'''
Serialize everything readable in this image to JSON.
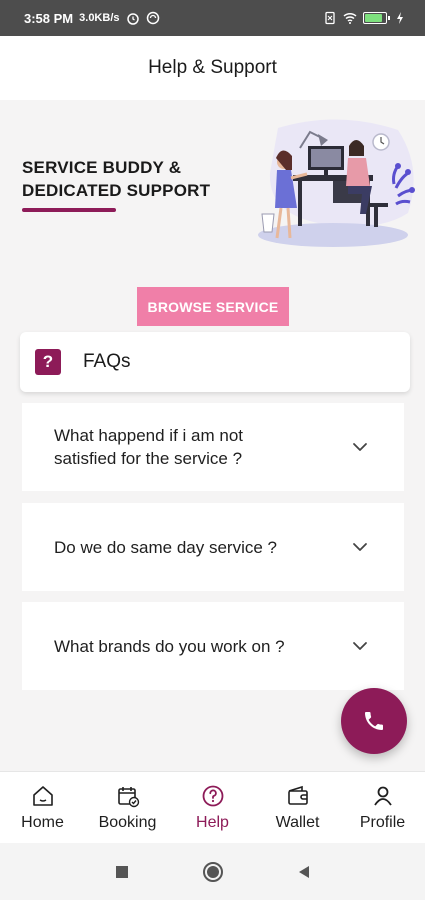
{
  "status_bar": {
    "time": "3:58 PM",
    "speed": "3.0KB/s",
    "icons": [
      "alarm-icon",
      "sync-icon",
      "sim-icon",
      "wifi-icon",
      "battery-icon",
      "charging-icon"
    ]
  },
  "header": {
    "title": "Help & Support"
  },
  "hero": {
    "title": "SERVICE BUDDY & DEDICATED SUPPORT",
    "illustration": "support-illustration"
  },
  "browse_button": {
    "label": "BROWSE SERVICE"
  },
  "faq": {
    "title": "FAQs",
    "icon_glyph": "?",
    "items": [
      {
        "question": "What happend if i am not satisfied for the service ?"
      },
      {
        "question": "Do we do same day service ?"
      },
      {
        "question": "What brands do you work on ?"
      }
    ]
  },
  "fab": {
    "icon": "phone-icon"
  },
  "bottom_nav": {
    "items": [
      {
        "label": "Home",
        "icon": "home-icon"
      },
      {
        "label": "Booking",
        "icon": "calendar-check-icon"
      },
      {
        "label": "Help",
        "icon": "help-circle-icon",
        "active": true
      },
      {
        "label": "Wallet",
        "icon": "wallet-icon"
      },
      {
        "label": "Profile",
        "icon": "user-icon"
      }
    ]
  },
  "colors": {
    "brand": "#8d1b58",
    "accent_pink": "#f07fa8",
    "background": "#f5f4f4"
  }
}
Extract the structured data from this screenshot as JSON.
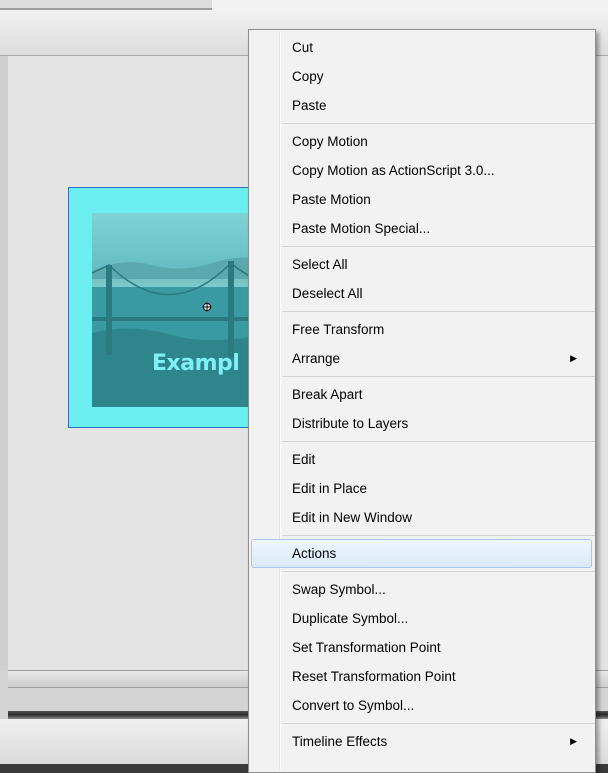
{
  "photo": {
    "label": "Exampl"
  },
  "context_menu": {
    "groups": [
      {
        "items": [
          {
            "label": "Cut"
          },
          {
            "label": "Copy"
          },
          {
            "label": "Paste"
          }
        ]
      },
      {
        "items": [
          {
            "label": "Copy Motion"
          },
          {
            "label": "Copy Motion as ActionScript 3.0..."
          },
          {
            "label": "Paste Motion"
          },
          {
            "label": "Paste Motion Special..."
          }
        ]
      },
      {
        "items": [
          {
            "label": "Select All"
          },
          {
            "label": "Deselect All"
          }
        ]
      },
      {
        "items": [
          {
            "label": "Free Transform"
          },
          {
            "label": "Arrange",
            "submenu": true
          }
        ]
      },
      {
        "items": [
          {
            "label": "Break Apart"
          },
          {
            "label": "Distribute to Layers"
          }
        ]
      },
      {
        "items": [
          {
            "label": "Edit"
          },
          {
            "label": "Edit in Place"
          },
          {
            "label": "Edit in New Window"
          }
        ]
      },
      {
        "items": [
          {
            "label": "Actions",
            "highlighted": true
          }
        ]
      },
      {
        "items": [
          {
            "label": "Swap Symbol..."
          },
          {
            "label": "Duplicate Symbol..."
          },
          {
            "label": "Set Transformation Point"
          },
          {
            "label": "Reset Transformation Point"
          },
          {
            "label": "Convert to Symbol..."
          }
        ]
      },
      {
        "items": [
          {
            "label": "Timeline Effects",
            "submenu": true
          }
        ]
      }
    ],
    "submenu_arrow": "▶"
  },
  "colors": {
    "symbol_fill": "#6aeef0",
    "symbol_border": "#2a6fb8",
    "menu_highlight": "#dbeaf9"
  }
}
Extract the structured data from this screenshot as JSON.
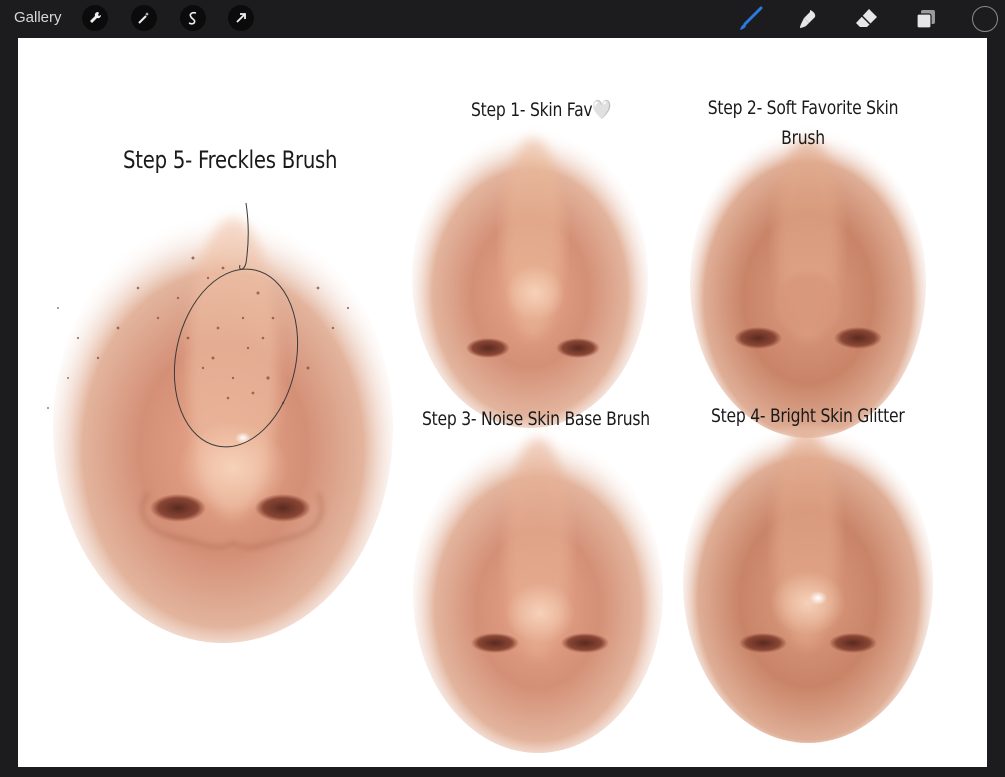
{
  "toolbar": {
    "gallery_label": "Gallery",
    "left_tools": [
      "wrench-icon",
      "magic-wand-icon",
      "selection-icon",
      "transform-arrow-icon"
    ],
    "right_tools": [
      "brush-icon",
      "smudge-icon",
      "eraser-icon",
      "layers-icon"
    ],
    "active_tool": "brush-icon",
    "accent_color": "#2a7ae2",
    "current_color": "#1c1c1e"
  },
  "canvas": {
    "background": "#ffffff",
    "labels": {
      "step1": "Step 1- Skin Fav🤍",
      "step2": "Step 2- Soft Favorite Skin Brush",
      "step3": "Step 3- Noise Skin Base Brush",
      "step4": "Step 4- Bright Skin Glitter",
      "step5": "Step 5- Freckles Brush"
    },
    "skin_colors": {
      "light": "#f2c9a8",
      "mid": "#d99a78",
      "dark": "#9a5a42",
      "shadow": "#6e3a2a"
    }
  }
}
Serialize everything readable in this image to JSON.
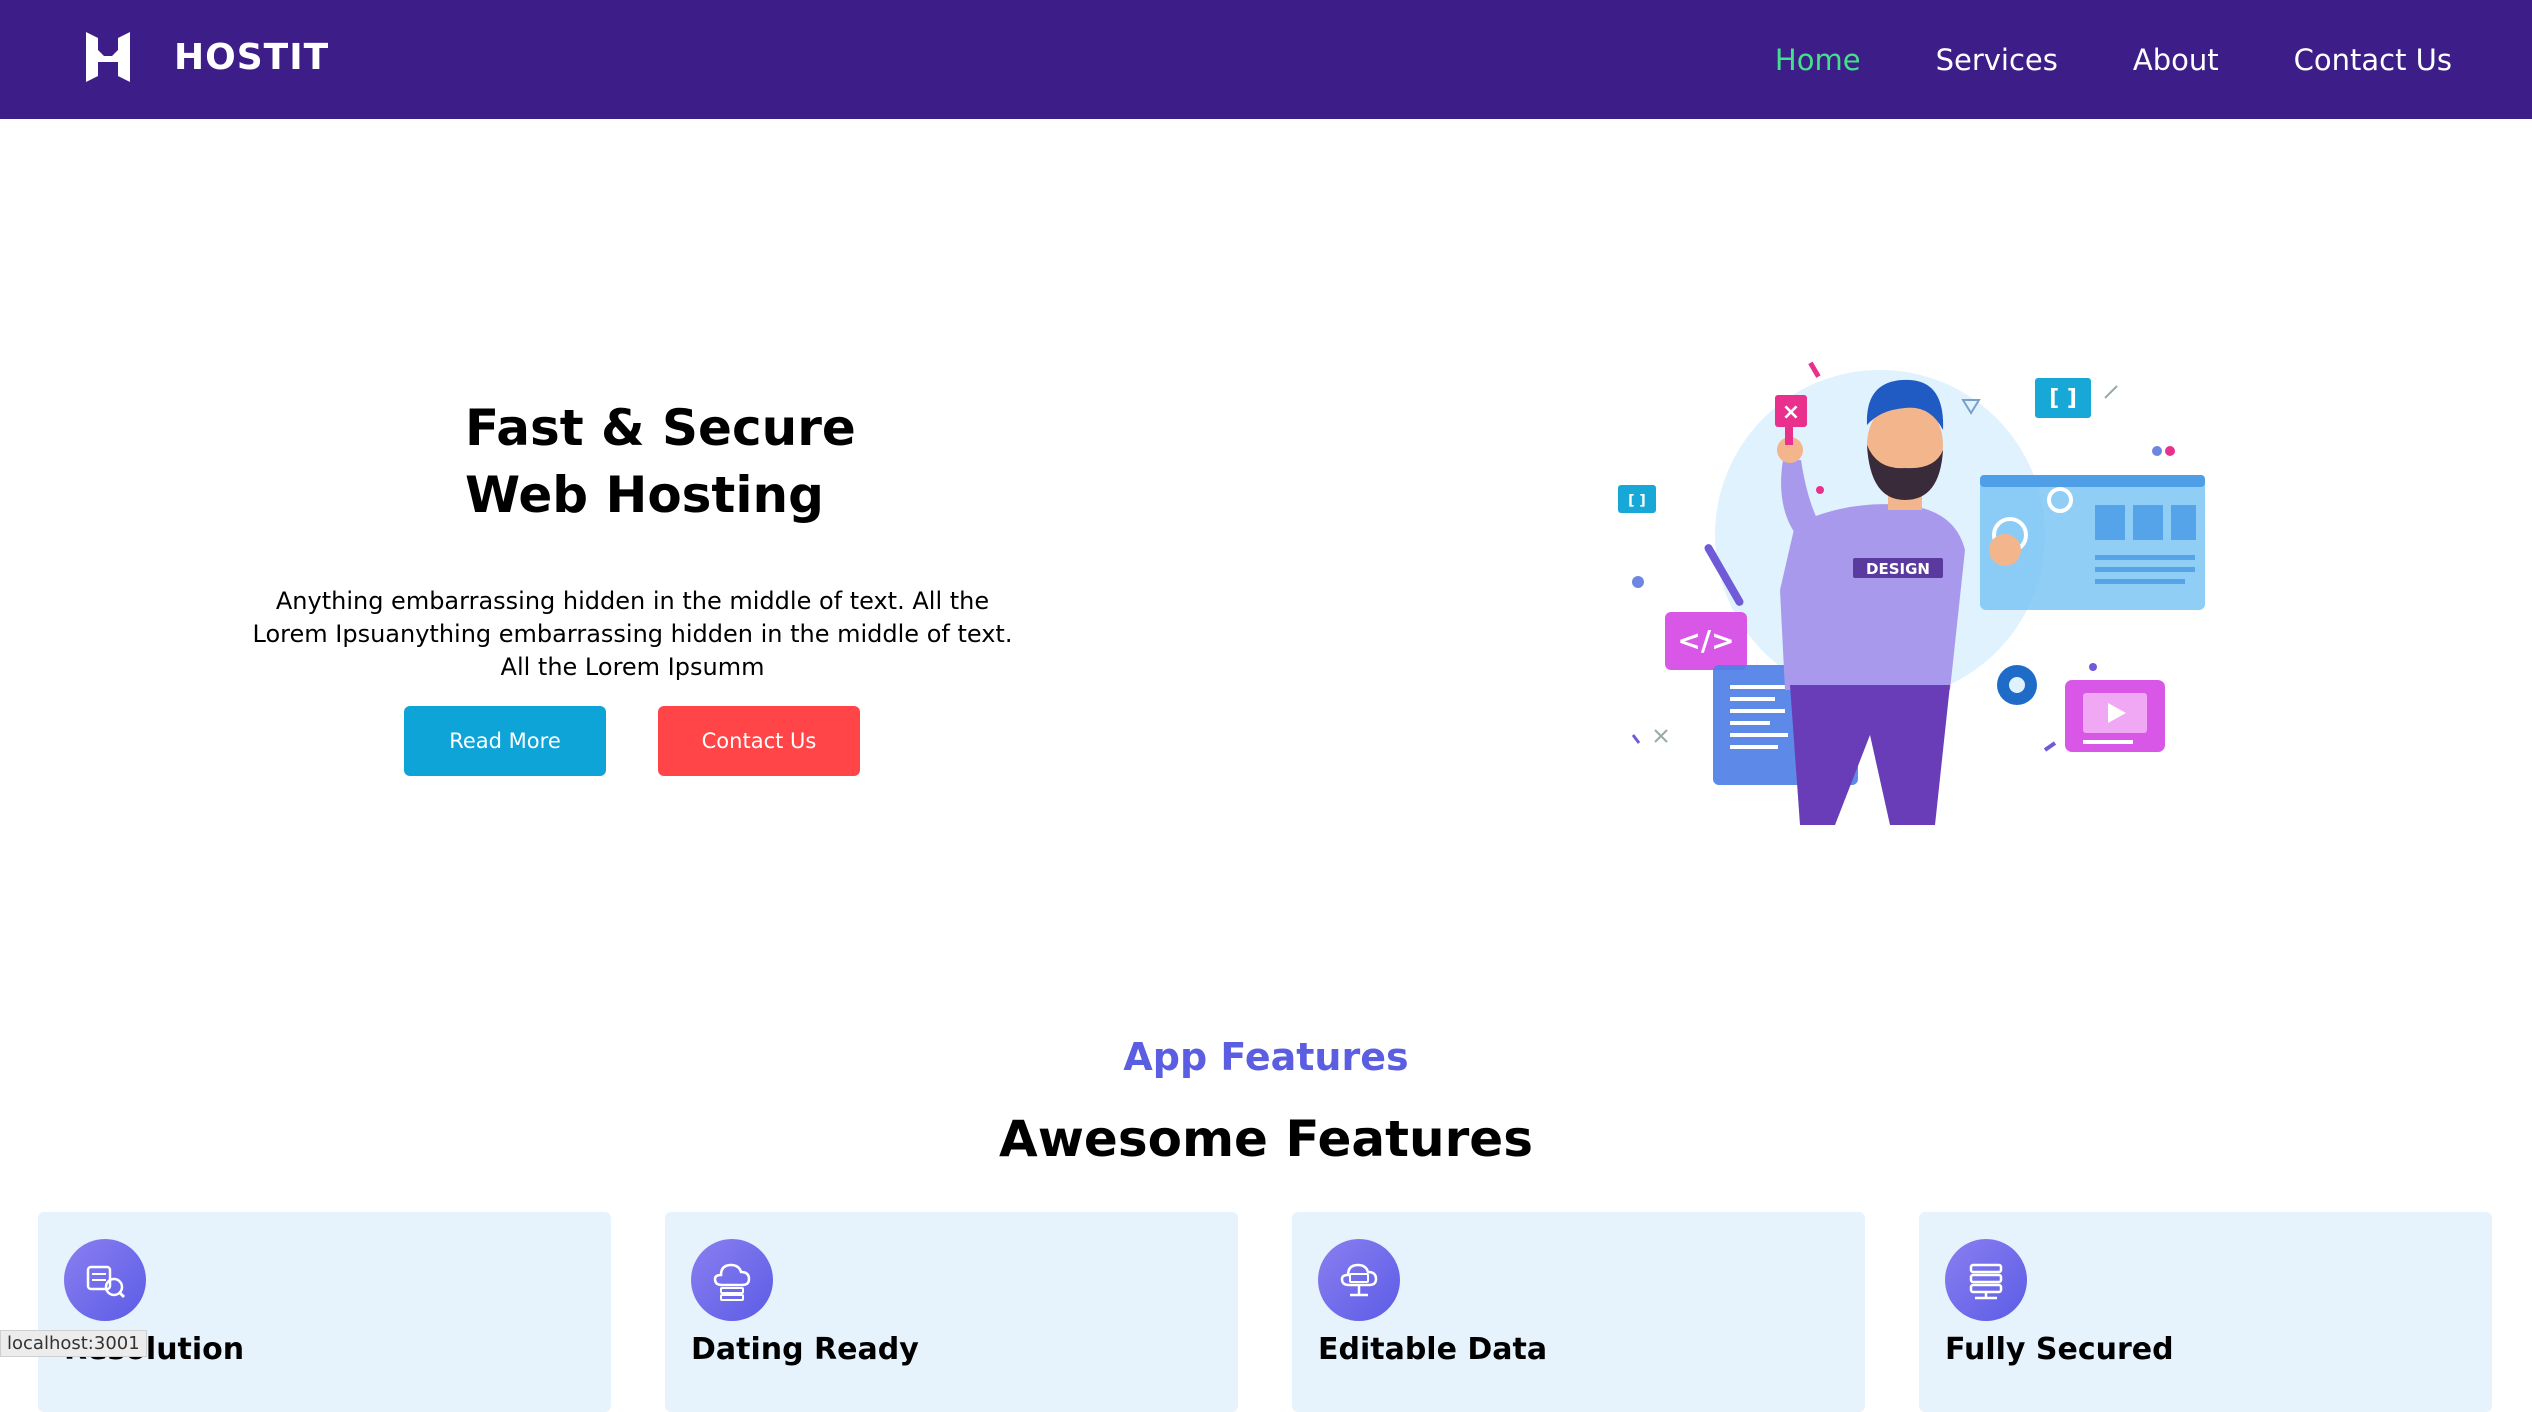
{
  "brand": {
    "name": "HOSTIT",
    "logo_icon": "h-logo-icon"
  },
  "nav": {
    "items": [
      {
        "label": "Home",
        "active": true
      },
      {
        "label": "Services",
        "active": false
      },
      {
        "label": "About",
        "active": false
      },
      {
        "label": "Contact Us",
        "active": false
      }
    ]
  },
  "hero": {
    "title_line1": "Fast & Secure",
    "title_line2": "Web Hosting",
    "description": "Anything embarrassing hidden in the middle of text. All the Lorem Ipsuanything embarrassing hidden in the middle of text. All the Lorem Ipsumm",
    "read_more_label": "Read More",
    "contact_label": "Contact Us",
    "illustration_label": "DESIGN"
  },
  "features": {
    "eyebrow": "App Features",
    "title": "Awesome Features",
    "cards": [
      {
        "title": "Resolution",
        "icon": "resolution-icon"
      },
      {
        "title": "Dating Ready",
        "icon": "cloud-server-icon"
      },
      {
        "title": "Editable Data",
        "icon": "cloud-editable-icon"
      },
      {
        "title": "Fully Secured",
        "icon": "server-stack-icon"
      }
    ]
  },
  "status_bar": {
    "url": "localhost:3001"
  },
  "colors": {
    "navbar_bg": "#3d1e88",
    "nav_active": "#43e08a",
    "accent_purple": "#5b5ee0",
    "btn_blue": "#0ea4d8",
    "btn_red": "#ff4548",
    "card_bg": "#e6f3fd"
  }
}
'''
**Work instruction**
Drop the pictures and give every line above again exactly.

**Expected answer**
Serialize everything readable in this image to JSON.
{
  "status_bar": {
    "time": "3:58 PM",
    "speed": "3.0KB/s",
    "icons": [
      "alarm-icon",
      "sync-icon",
      "sim-icon",
      "wifi-icon",
      "battery-icon",
      "charging-icon"
    ]
  },
  "header": {
    "title": "Help & Support"
  },
  "hero": {
    "title": "SERVICE BUDDY & DEDICATED SUPPORT",
    "illustration": "support-illustration"
  },
  "browse_button": {
    "label": "BROWSE SERVICE"
  },
  "faq": {
    "title": "FAQs",
    "icon_glyph": "?",
    "items": [
      {
        "question": "What happend if i am not satisfied for the service ?"
      },
      {
        "question": "Do we do same day service ?"
      },
      {
        "question": "What brands do you work on ?"
      }
    ]
  },
  "fab": {
    "icon": "phone-icon"
  },
  "bottom_nav": {
    "items": [
      {
        "label": "Home",
        "icon": "home-icon"
      },
      {
        "label": "Booking",
        "icon": "calendar-check-icon"
      },
      {
        "label": "Help",
        "icon": "help-circle-icon",
        "active": true
      },
      {
        "label": "Wallet",
        "icon": "wallet-icon"
      },
      {
        "label": "Profile",
        "icon": "user-icon"
      }
    ]
  },
  "colors": {
    "brand": "#8d1b58",
    "accent_pink": "#f07fa8",
    "background": "#f5f4f4"
  }
}
Extract the structured data from this screenshot as JSON.
{
  "photo": {
    "label": "Exampl"
  },
  "context_menu": {
    "groups": [
      {
        "items": [
          {
            "label": "Cut"
          },
          {
            "label": "Copy"
          },
          {
            "label": "Paste"
          }
        ]
      },
      {
        "items": [
          {
            "label": "Copy Motion"
          },
          {
            "label": "Copy Motion as ActionScript 3.0..."
          },
          {
            "label": "Paste Motion"
          },
          {
            "label": "Paste Motion Special..."
          }
        ]
      },
      {
        "items": [
          {
            "label": "Select All"
          },
          {
            "label": "Deselect All"
          }
        ]
      },
      {
        "items": [
          {
            "label": "Free Transform"
          },
          {
            "label": "Arrange",
            "submenu": true
          }
        ]
      },
      {
        "items": [
          {
            "label": "Break Apart"
          },
          {
            "label": "Distribute to Layers"
          }
        ]
      },
      {
        "items": [
          {
            "label": "Edit"
          },
          {
            "label": "Edit in Place"
          },
          {
            "label": "Edit in New Window"
          }
        ]
      },
      {
        "items": [
          {
            "label": "Actions",
            "highlighted": true
          }
        ]
      },
      {
        "items": [
          {
            "label": "Swap Symbol..."
          },
          {
            "label": "Duplicate Symbol..."
          },
          {
            "label": "Set Transformation Point"
          },
          {
            "label": "Reset Transformation Point"
          },
          {
            "label": "Convert to Symbol..."
          }
        ]
      },
      {
        "items": [
          {
            "label": "Timeline Effects",
            "submenu": true
          }
        ]
      }
    ],
    "submenu_arrow": "▶"
  },
  "colors": {
    "symbol_fill": "#6aeef0",
    "symbol_border": "#2a6fb8",
    "menu_highlight": "#dbeaf9"
  }
}
Extract the structured data from this screenshot as JSON.
{
  "toolbar": {
    "gallery_label": "Gallery",
    "left_tools": [
      "wrench-icon",
      "magic-wand-icon",
      "selection-icon",
      "transform-arrow-icon"
    ],
    "right_tools": [
      "brush-icon",
      "smudge-icon",
      "eraser-icon",
      "layers-icon"
    ],
    "active_tool": "brush-icon",
    "accent_color": "#2a7ae2",
    "current_color": "#1c1c1e"
  },
  "canvas": {
    "background": "#ffffff",
    "labels": {
      "step1": "Step 1- Skin Fav🤍",
      "step2": "Step 2- Soft Favorite Skin Brush",
      "step3": "Step 3- Noise Skin Base Brush",
      "step4": "Step 4- Bright Skin Glitter",
      "step5": "Step 5- Freckles Brush"
    },
    "skin_colors": {
      "light": "#f2c9a8",
      "mid": "#d99a78",
      "dark": "#9a5a42",
      "shadow": "#6e3a2a"
    }
  }
}
Serialize everything readable in this image to JSON.
{
  "brand": {
    "name": "HOSTIT",
    "logo_icon": "h-logo-icon"
  },
  "nav": {
    "items": [
      {
        "label": "Home",
        "active": true
      },
      {
        "label": "Services",
        "active": false
      },
      {
        "label": "About",
        "active": false
      },
      {
        "label": "Contact Us",
        "active": false
      }
    ]
  },
  "hero": {
    "title_line1": "Fast & Secure",
    "title_line2": "Web Hosting",
    "description": "Anything embarrassing hidden in the middle of text. All the Lorem Ipsuanything embarrassing hidden in the middle of text. All the Lorem Ipsumm",
    "read_more_label": "Read More",
    "contact_label": "Contact Us",
    "illustration_label": "DESIGN"
  },
  "features": {
    "eyebrow": "App Features",
    "title": "Awesome Features",
    "cards": [
      {
        "title": "Resolution",
        "icon": "resolution-icon"
      },
      {
        "title": "Dating Ready",
        "icon": "cloud-server-icon"
      },
      {
        "title": "Editable Data",
        "icon": "cloud-editable-icon"
      },
      {
        "title": "Fully Secured",
        "icon": "server-stack-icon"
      }
    ]
  },
  "status_bar": {
    "url": "localhost:3001"
  },
  "colors": {
    "navbar_bg": "#3d1e88",
    "nav_active": "#43e08a",
    "accent_purple": "#5b5ee0",
    "btn_blue": "#0ea4d8",
    "btn_red": "#ff4548",
    "card_bg": "#e6f3fd"
  }
}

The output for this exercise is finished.